As President-elect Joe Biden prepares to enter the White House, he and his administration are weighing a number of economic measures to take in the initial days and weeks. Among these, according to a report in the New York Times, is an extension on the moratoriums on evictions and foreclosures.
This should not come as a surprise to observers. The US economy is showing signs of strain as Covid-19 infections surge. The Biden Administration is reportedly bracing for a double-dip recession as states put in place more restrictions. While there is reason to expect that the rollout of a vaccine will revive the economy next year, the short-term is likely to be rocky. Lifting the moratorium would send struggling renters behind on their bills into the streets.
The eviction moratorium was put into place in September by the Centers for Disease Control and Prevention, which used its quarantine authority to keep COVID-19 from spreading. The order is due to expire on Dec. 31, 2020 but can be extended.
The move was an unprecedented use of executive authority, and has been challenged by landlords and other parties.
One suit argues that federal agencies do not have powers to waive state laws and the CDC has encroached on private property rights with no legal authority.

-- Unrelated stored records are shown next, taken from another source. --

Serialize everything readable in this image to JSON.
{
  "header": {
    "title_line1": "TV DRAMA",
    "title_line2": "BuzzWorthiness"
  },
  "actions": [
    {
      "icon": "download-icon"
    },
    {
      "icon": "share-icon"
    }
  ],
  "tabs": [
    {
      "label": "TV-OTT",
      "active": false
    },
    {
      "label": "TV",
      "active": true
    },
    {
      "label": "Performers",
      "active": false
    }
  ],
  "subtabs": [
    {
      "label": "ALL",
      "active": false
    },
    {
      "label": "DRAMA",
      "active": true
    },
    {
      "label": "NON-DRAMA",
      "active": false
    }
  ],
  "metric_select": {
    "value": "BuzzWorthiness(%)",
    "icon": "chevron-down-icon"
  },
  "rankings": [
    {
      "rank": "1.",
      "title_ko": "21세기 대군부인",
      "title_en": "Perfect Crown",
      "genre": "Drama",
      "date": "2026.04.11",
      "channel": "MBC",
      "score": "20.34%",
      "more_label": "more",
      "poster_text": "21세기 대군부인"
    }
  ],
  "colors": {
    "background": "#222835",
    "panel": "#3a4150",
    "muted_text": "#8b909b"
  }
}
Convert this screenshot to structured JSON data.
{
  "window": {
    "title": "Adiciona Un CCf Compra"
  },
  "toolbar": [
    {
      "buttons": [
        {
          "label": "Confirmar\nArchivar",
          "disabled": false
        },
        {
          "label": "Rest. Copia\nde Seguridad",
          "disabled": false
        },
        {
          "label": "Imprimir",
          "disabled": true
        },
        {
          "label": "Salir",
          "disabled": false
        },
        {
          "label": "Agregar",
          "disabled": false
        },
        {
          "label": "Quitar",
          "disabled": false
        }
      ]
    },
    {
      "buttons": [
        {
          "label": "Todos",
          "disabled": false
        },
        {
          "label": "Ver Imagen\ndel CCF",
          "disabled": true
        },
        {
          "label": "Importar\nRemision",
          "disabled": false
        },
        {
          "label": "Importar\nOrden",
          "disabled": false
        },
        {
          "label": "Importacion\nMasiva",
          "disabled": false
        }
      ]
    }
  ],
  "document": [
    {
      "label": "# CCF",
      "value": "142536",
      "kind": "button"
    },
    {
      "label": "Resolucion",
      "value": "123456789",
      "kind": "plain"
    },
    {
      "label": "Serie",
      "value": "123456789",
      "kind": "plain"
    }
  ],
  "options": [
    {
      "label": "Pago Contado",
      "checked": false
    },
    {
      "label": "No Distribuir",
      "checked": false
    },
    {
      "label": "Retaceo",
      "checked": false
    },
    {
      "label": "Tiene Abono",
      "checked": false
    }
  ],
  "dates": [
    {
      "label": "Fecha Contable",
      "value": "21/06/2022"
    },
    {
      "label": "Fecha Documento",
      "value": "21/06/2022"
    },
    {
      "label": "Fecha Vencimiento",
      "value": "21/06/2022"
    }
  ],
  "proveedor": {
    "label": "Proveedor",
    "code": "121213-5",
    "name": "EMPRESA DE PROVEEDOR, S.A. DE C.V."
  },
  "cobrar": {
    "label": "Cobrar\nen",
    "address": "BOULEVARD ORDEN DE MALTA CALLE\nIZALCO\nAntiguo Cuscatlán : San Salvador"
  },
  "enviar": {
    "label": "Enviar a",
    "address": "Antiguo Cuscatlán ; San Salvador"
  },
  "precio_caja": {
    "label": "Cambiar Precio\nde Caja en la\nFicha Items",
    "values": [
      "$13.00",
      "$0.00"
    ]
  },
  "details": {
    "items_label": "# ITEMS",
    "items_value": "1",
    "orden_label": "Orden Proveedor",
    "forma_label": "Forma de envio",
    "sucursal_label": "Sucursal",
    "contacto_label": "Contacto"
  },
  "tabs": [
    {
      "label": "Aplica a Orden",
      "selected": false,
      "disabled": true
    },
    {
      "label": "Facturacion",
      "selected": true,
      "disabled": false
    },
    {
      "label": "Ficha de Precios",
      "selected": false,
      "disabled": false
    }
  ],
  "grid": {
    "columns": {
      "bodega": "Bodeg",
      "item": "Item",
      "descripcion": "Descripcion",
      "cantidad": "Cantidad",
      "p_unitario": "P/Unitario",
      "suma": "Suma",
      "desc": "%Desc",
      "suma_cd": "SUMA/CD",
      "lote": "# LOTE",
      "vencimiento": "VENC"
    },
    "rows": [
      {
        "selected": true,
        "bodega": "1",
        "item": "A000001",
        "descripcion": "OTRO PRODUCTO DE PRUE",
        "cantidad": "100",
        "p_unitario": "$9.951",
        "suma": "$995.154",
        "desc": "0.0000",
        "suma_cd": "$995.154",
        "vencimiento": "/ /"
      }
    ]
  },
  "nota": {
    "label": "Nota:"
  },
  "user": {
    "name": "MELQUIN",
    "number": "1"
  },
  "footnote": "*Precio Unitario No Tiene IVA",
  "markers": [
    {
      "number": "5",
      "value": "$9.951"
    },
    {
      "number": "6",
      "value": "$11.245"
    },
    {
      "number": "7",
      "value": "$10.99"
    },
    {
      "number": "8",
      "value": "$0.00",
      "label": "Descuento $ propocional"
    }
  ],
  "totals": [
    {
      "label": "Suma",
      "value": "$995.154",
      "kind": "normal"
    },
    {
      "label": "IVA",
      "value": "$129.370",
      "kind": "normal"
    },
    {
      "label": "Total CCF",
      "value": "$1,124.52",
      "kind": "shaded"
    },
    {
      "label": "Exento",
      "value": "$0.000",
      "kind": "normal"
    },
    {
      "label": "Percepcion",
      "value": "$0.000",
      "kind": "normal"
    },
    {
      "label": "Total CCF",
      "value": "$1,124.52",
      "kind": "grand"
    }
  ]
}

There has been pushback against statewide eviction moratoriums as well. This month, for example, landlords in Washington state filed a federal lawsuit against Governor Inslee over his statewide eviction moratorium.
As a result of the moratoriums, evictions are expected to be low this year, according to Jay Parsons, RealPage’s deputy chief economist and vice president of asset optimization. But there are many other factors besides the moratoriums that have kept these numbers down, he argues, including sympathetic property owners working overtime to accommodate distressed renters, and backed-up court systems.
Right now, property owners are taking on much of the burden, Parsons writes. “But that’s unsustainable, adding more risk for an already fragile U.S. economy. Additionally, the CDC’s national eviction ban is merely a bandaid. Rent is still due when the moratorium expires, and direct renter aid programs are needed to protect both renters and property owners.”